> _Problem description_:
Set down all the data again. Change nothing.

(Interface dataset entries)
++++++++++

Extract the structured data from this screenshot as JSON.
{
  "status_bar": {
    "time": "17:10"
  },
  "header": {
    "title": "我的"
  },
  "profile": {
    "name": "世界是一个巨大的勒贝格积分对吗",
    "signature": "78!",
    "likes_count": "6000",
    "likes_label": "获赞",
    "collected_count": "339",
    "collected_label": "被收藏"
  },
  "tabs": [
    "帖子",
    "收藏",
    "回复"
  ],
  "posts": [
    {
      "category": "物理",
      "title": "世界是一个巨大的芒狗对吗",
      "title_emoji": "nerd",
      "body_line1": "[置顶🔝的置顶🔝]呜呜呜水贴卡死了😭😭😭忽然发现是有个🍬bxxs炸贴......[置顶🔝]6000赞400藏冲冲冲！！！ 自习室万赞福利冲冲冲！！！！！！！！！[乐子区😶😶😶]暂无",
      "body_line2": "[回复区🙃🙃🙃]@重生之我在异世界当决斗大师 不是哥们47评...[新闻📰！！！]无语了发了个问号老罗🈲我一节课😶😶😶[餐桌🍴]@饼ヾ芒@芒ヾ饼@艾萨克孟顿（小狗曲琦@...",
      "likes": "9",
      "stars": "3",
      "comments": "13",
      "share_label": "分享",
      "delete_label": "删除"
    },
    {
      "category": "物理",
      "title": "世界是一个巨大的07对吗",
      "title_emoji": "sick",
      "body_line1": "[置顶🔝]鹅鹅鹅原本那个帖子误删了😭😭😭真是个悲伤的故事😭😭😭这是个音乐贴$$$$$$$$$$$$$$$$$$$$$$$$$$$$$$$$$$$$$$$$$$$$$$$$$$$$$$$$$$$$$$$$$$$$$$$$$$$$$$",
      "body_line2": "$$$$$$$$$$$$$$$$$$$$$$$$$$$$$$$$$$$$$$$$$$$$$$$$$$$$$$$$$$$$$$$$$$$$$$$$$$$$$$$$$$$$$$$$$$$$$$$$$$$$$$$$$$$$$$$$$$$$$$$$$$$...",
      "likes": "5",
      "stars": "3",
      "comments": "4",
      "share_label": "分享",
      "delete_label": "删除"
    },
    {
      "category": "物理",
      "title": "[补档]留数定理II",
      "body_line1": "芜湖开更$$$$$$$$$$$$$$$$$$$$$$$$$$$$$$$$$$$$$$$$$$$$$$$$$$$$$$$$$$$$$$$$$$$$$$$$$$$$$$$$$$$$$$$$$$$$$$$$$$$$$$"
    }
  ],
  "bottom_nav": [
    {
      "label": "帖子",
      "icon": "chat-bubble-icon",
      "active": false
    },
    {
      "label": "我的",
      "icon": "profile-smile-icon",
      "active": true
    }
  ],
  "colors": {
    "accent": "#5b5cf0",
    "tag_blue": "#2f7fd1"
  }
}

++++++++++

> _Answer box_:
Extract the structured data from this screenshot as JSON.
{
  "status_bar": {
    "time": "17:10"
  },
  "header": {
    "title": "我的"
  },
  "profile": {
    "name": "世界是一个巨大的勒贝格积分对吗",
    "signature": "78!",
    "likes_count": "6000",
    "likes_label": "获赞",
    "collected_count": "339",
    "collected_label": "被收藏"
  },
  "tabs": [
    "帖子",
    "收藏",
    "回复"
  ],
  "posts": [
    {
      "category": "物理",
      "title": "世界是一个巨大的芒狗对吗",
      "title_emoji": "nerd",
      "body_line1": "[置顶🔝的置顶🔝]呜呜呜水贴卡死了😭😭😭忽然发现是有个🍬bxxs炸贴......[置顶🔝]6000赞400藏冲冲冲！！！ 自习室万赞福利冲冲冲！！！！！！！！！[乐子区😶😶😶]暂无",
      "body_line2": "[回复区🙃🙃🙃]@重生之我在异世界当决斗大师 不是哥们47评...[新闻📰！！！]无语了发了个问号老罗🈲我一节课😶😶😶[餐桌🍴]@饼ヾ芒@芒ヾ饼@艾萨克孟顿（小狗曲琦@...",
      "likes": "9",
      "stars": "3",
      "comments": "13",
      "share_label": "分享",
      "delete_label": "删除"
    },
    {
      "category": "物理",
      "title": "世界是一个巨大的07对吗",
      "title_emoji": "sick",
      "body_line1": "[置顶🔝]鹅鹅鹅原本那个帖子误删了😭😭😭真是个悲伤的故事😭😭😭这是个音乐贴$$$$$$$$$$$$$$$$$$$$$$$$$$$$$$$$$$$$$$$$$$$$$$$$$$$$$$$$$$$$$$$$$$$$$$$$$$$$$$",
      "body_line2": "$$$$$$$$$$$$$$$$$$$$$$$$$$$$$$$$$$$$$$$$$$$$$$$$$$$$$$$$$$$$$$$$$$$$$$$$$$$$$$$$$$$$$$$$$$$$$$$$$$$$$$$$$$$$$$$$$$$$$$$$$$$...",
      "likes": "5",
      "stars": "3",
      "comments": "4",
      "share_label": "分享",
      "delete_label": "删除"
    },
    {
      "category": "物理",
      "title": "[补档]留数定理II",
      "body_line1": "芜湖开更$$$$$$$$$$$$$$$$$$$$$$$$$$$$$$$$$$$$$$$$$$$$$$$$$$$$$$$$$$$$$$$$$$$$$$$$$$$$$$$$$$$$$$$$$$$$$$$$$$$$$$"
    }
  ],
  "bottom_nav": [
    {
      "label": "帖子",
      "icon": "chat-bubble-icon",
      "active": false
    },
    {
      "label": "我的",
      "icon": "profile-smile-icon",
      "active": true
    }
  ],
  "colors": {
    "accent": "#5b5cf0",
    "tag_blue": "#2f7fd1"
  }
}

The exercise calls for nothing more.